— YOUR ASSIGNMENT —
Search the records below for the string "init", and report each line that contains it.

◇ ◇ ◇ ◇

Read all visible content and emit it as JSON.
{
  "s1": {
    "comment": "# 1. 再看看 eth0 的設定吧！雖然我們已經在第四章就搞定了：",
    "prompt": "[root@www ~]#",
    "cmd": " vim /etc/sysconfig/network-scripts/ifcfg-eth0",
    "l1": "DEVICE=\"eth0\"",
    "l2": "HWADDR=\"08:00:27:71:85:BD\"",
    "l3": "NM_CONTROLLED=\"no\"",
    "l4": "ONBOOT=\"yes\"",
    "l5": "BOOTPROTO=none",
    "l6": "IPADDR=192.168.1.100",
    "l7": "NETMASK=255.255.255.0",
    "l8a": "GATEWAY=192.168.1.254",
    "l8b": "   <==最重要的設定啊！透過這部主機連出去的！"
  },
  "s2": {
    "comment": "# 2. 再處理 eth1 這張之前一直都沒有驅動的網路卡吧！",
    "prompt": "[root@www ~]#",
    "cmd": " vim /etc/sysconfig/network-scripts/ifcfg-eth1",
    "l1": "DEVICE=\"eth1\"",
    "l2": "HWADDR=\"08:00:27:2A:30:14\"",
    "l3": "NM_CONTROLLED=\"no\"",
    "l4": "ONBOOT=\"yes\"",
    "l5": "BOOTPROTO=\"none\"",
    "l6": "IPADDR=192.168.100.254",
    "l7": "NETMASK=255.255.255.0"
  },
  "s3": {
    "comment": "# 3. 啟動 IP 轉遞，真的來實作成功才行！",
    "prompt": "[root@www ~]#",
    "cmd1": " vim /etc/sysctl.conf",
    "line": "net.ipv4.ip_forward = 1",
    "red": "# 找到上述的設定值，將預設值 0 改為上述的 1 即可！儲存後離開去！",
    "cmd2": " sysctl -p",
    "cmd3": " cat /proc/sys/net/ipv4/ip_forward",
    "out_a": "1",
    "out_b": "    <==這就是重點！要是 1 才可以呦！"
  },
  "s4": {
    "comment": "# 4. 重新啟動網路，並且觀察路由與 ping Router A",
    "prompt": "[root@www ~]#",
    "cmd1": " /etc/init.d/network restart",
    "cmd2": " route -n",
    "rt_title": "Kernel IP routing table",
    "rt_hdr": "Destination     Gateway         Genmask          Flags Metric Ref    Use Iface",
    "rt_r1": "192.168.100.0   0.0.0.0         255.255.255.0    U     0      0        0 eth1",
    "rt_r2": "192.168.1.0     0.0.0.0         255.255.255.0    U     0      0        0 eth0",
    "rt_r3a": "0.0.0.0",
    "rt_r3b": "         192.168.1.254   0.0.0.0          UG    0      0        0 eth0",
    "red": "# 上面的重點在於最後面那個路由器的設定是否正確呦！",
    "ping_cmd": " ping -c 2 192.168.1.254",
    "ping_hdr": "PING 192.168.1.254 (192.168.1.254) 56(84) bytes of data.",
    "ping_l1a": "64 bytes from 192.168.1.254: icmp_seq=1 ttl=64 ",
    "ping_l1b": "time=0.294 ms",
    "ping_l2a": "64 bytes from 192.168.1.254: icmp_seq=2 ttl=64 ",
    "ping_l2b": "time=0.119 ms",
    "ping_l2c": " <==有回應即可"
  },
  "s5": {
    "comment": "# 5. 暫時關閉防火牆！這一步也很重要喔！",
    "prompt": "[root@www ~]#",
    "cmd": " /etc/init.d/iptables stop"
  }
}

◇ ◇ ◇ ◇

— FINAL ANSWER —
    "cmd1": " /etc/init.d/network restart",
    "cmd": " /etc/init.d/iptables stop"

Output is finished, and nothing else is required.